Luxury cars require a huge amount of stuff these days to differentiate them from lesser vehicles. All that stuff requires buttons or switches to operate. The LS interior is awash in buttons, but they’re properly grouped and labeled to keep confusion to a minimum. Still, the car comes with a DVD on how to operate things; that should tell you something. Everything in the car exudes quality, from the window switches to the smooth glide of the seat adjustments to the coordinated opening of the various damped doors. The only major change to the dash is the addition of a hybrid-specific gauge to tell you how much power versus charge you’re making, and the in-dash LCD has been updated to include the engine-to-motor-to-battery power flow meter we know and love in hybrids.
Advice: Selling Points
There are two main drawbacks to the LS 600h L. First, the potential performance advantage of its powertrain is killed outright by its added weight, leaving it about as quick as the LS 460 L that all the plebes drive. The second drawback is more intangible: Is the market ready to accept a $100,000 Lexus? It’s not a criticism of the car, as it’s objectively and subjectively just as luxurious as any of its competitors. Yet those competitors have built up to that mark over decades, not decade. It’s an old knock against Lexus, but a valid one in this case because simply introducing a premium car, calling it the best in the world and marketing it against established players isn’t enough for the highest of high rollers. Mercedes-Benz learned that when it re-introduced Maybach as a competitor to Rolls-Royce and Bentley; the British brands have sold briskly in recent years, while the Maybach has stagnated. Lexus claims it has more than 1,600 pre-orders for its biggest ticket player, and the target is 2,000 per year in the U.S. Time will tell if it continues to sell at that rate.

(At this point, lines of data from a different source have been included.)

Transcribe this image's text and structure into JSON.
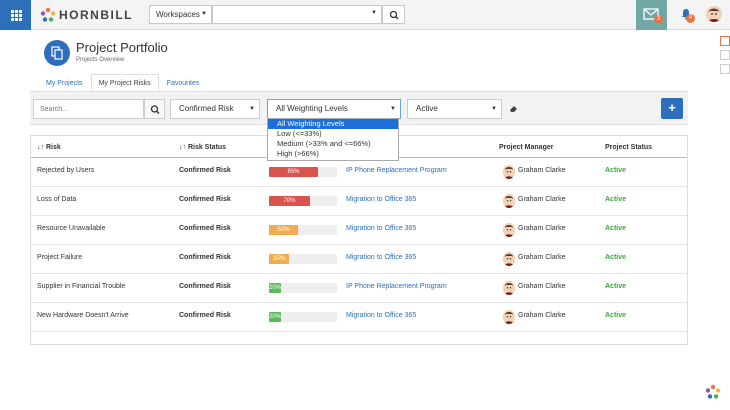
{
  "header": {
    "brand": "HORNBILL",
    "workspace_label": "Workspaces",
    "mail_badge": "3",
    "notif_badge": "4"
  },
  "page": {
    "title": "Project Portfolio",
    "subtitle": "Projects Overview"
  },
  "tabs": [
    {
      "label": "My Projects",
      "active": false
    },
    {
      "label": "My Project Risks",
      "active": true
    },
    {
      "label": "Favourites",
      "active": false
    }
  ],
  "filters": {
    "search_placeholder": "Search...",
    "risk_status": "Confirmed Risk",
    "weighting": "All Weighting Levels",
    "project_status": "Active",
    "add_label": "+",
    "weighting_options": [
      "All Weighting Levels",
      "Low (<=33%)",
      "Medium (>33% and <=66%)",
      "High (>66%)"
    ]
  },
  "table": {
    "headers": {
      "risk": "Risk",
      "risk_status": "Risk Status",
      "project_manager": "Project Manager",
      "project_status": "Project Status"
    },
    "rows": [
      {
        "risk": "Rejected by Users",
        "status": "Confirmed Risk",
        "weight": 85,
        "weight_label": "85%",
        "project": "IP Phone Replacement Program",
        "manager": "Graham Clarke",
        "project_status": "Active"
      },
      {
        "risk": "Loss of Data",
        "status": "Confirmed Risk",
        "weight": 70,
        "weight_label": "70%",
        "project": "Migration to Office 365",
        "manager": "Graham Clarke",
        "project_status": "Active"
      },
      {
        "risk": "Resource Unavailable",
        "status": "Confirmed Risk",
        "weight": 50,
        "weight_label": "50%",
        "project": "Migration to Office 365",
        "manager": "Graham Clarke",
        "project_status": "Active"
      },
      {
        "risk": "Project Failure",
        "status": "Confirmed Risk",
        "weight": 35,
        "weight_label": "35%",
        "project": "Migration to Office 365",
        "manager": "Graham Clarke",
        "project_status": "Active"
      },
      {
        "risk": "Supplier in Financial Trouble",
        "status": "Confirmed Risk",
        "weight": 20,
        "weight_label": "20%",
        "project": "IP Phone Replacement Program",
        "manager": "Graham Clarke",
        "project_status": "Active"
      },
      {
        "risk": "New Hardware Doesn't Arrive",
        "status": "Confirmed Risk",
        "weight": 20,
        "weight_label": "20%",
        "project": "Migration to Office 365",
        "manager": "Graham Clarke",
        "project_status": "Active"
      }
    ]
  },
  "colors": {
    "primary": "#2d6fb8",
    "high": "#d9534f",
    "medium": "#f0ad4e",
    "low": "#5cb85c",
    "active_text": "#3aa93a",
    "selected_option": "#1e6fd9"
  },
  "icons": {
    "apps": "grid-icon",
    "search": "search-icon",
    "mail": "mail-icon",
    "bell": "bell-icon",
    "eraser": "eraser-icon",
    "sort": "sort-icon"
  }
}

There are three main ones: The Mercedes-Benz S600, the BMW 760Li, and the Audi A8 L with the W12 engine. At least, those are the ones targeted; the V8 versions of the same cars are also within striking distance. On a purely performance level they have their various advantages and disadvantages, and all are more expensive than the Lexus. They also get worse gas mileage estimates from the EPA.

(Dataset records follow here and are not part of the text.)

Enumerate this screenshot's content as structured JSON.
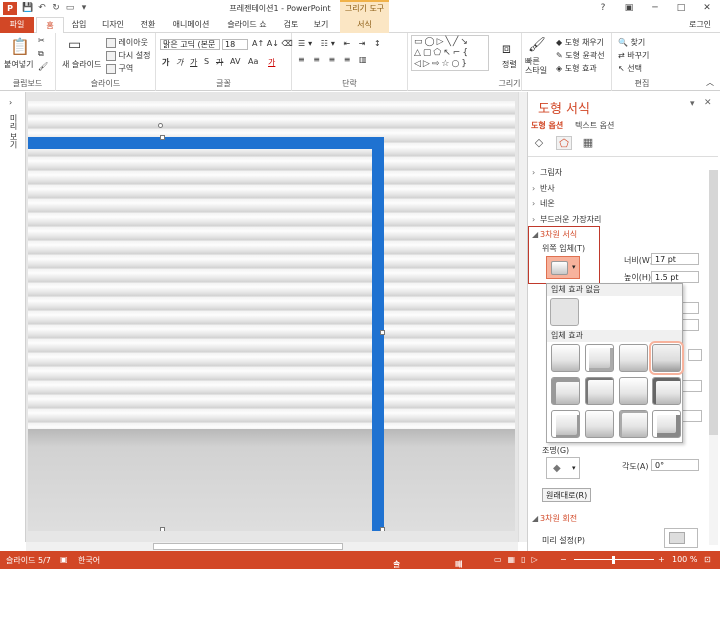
{
  "title_bar": {
    "window_title": "프레젠테이션1 - PowerPoint",
    "context_group": "그리기 도구",
    "login": "로그인",
    "app_logo": "P"
  },
  "tabs": {
    "file": "파일",
    "home": "홈",
    "insert": "삽입",
    "design": "디자인",
    "transitions": "전환",
    "animations": "애니메이션",
    "slideshow": "슬라이드 쇼",
    "review": "검토",
    "view": "보기",
    "format": "서식"
  },
  "ribbon": {
    "clipboard": {
      "label": "클립보드",
      "paste": "붙여넣기"
    },
    "slides": {
      "label": "슬라이드",
      "new_slide": "새 슬라이드",
      "layout": "레이아웃",
      "reset": "다시 설정",
      "section": "구역"
    },
    "font": {
      "label": "글꼴",
      "font_name": "맑은 고딕 (본문",
      "font_size": "18",
      "bold": "가",
      "italic": "가",
      "underline": "가",
      "strike": "가",
      "shadow": "S",
      "spacing": "AV",
      "case": "Aa",
      "color": "가"
    },
    "paragraph": {
      "label": "단락"
    },
    "drawing": {
      "label": "그리기",
      "arrange": "정렬",
      "quick_styles": "빠른\n스타일",
      "shape_fill": "도형 채우기",
      "shape_outline": "도형 윤곽선",
      "shape_effects": "도형 효과"
    },
    "editing": {
      "label": "편집",
      "find": "찾기",
      "replace": "바꾸기",
      "select": "선택"
    }
  },
  "left_panel": {
    "label": "미리 보기"
  },
  "format_pane": {
    "title": "도형 서식",
    "tab_shape": "도형 옵션",
    "tab_text": "텍스트 옵션",
    "sections": {
      "shadow": "그림자",
      "reflection": "반사",
      "glow": "네온",
      "soft_edges": "부드러운 가장자리",
      "format_3d": "3차원 서식",
      "rotation_3d": "3차원 회전"
    },
    "top_bevel": "위쪽 입체(T)",
    "width_label": "너비(W)",
    "width_value": "17 pt",
    "height_label": "높이(H)",
    "height_value": "1.5 pt",
    "lighting": "조명(G)",
    "angle_label": "각도(A)",
    "angle_value": "0°",
    "reset_button": "원래대로(R)",
    "preset": "미리 설정(P)",
    "gallery": {
      "no_bevel": "입체 효과 없음",
      "bevel": "입체 효과"
    }
  },
  "status": {
    "slide": "슬라이드 5/7",
    "language": "한국어",
    "notes": "슬라이드 노트",
    "comments": "메모",
    "zoom": "100 %"
  },
  "colors": {
    "accent": "#D24726",
    "shape_blue": "#1F72D1"
  }
}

Specifications – Price, Powertrain
Base Price: $104,000 ($675 dest.)
Engine Size and Type: 5.0-liter V8/permanent magnet electric motor
Horsepower (combined): 438 hp

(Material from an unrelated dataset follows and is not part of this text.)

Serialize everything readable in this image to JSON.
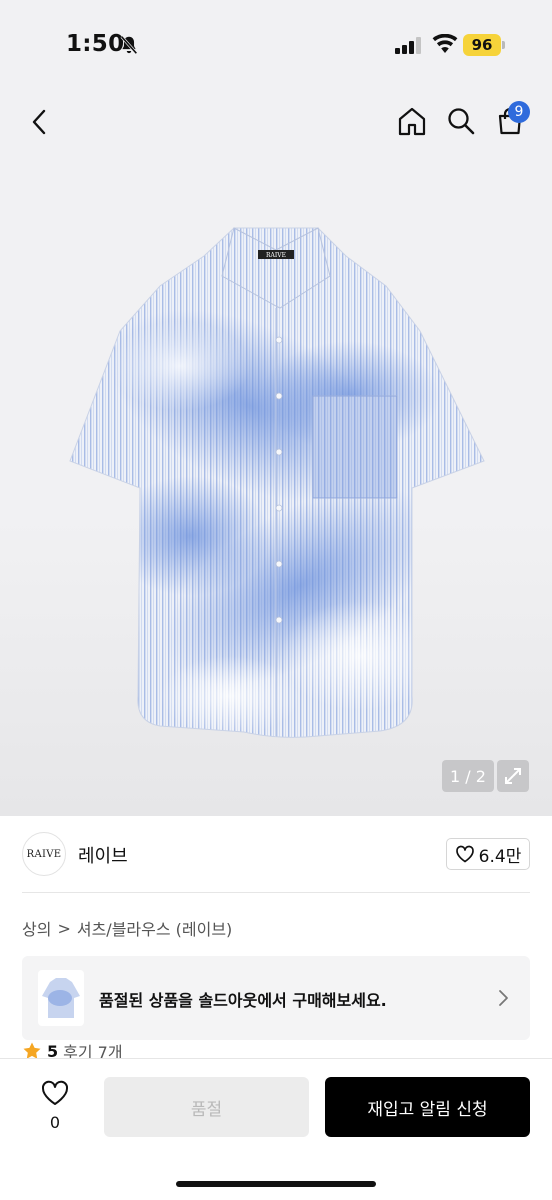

Engine Torque: 385 lb.-ft. @ 4,000 rpm
Transmission: electronically controlled continuously variable transmission
Curb weight, lbs.: 5,049
EPA Fuel Economy, mpg (city/hwy): 20/22
Length, inches: 202.8
Height, inches: 58.3
Seating capacity: five/four with Executive Seating package
Headroom, inches (front/rear):38/38
Legroom, inches (front/rear): 45.5
Max cargo capacity, cu.ft.: 11.7
Ground clearance, inches: 5.3
Photos courtesy of Lexus, Keith Buglewicz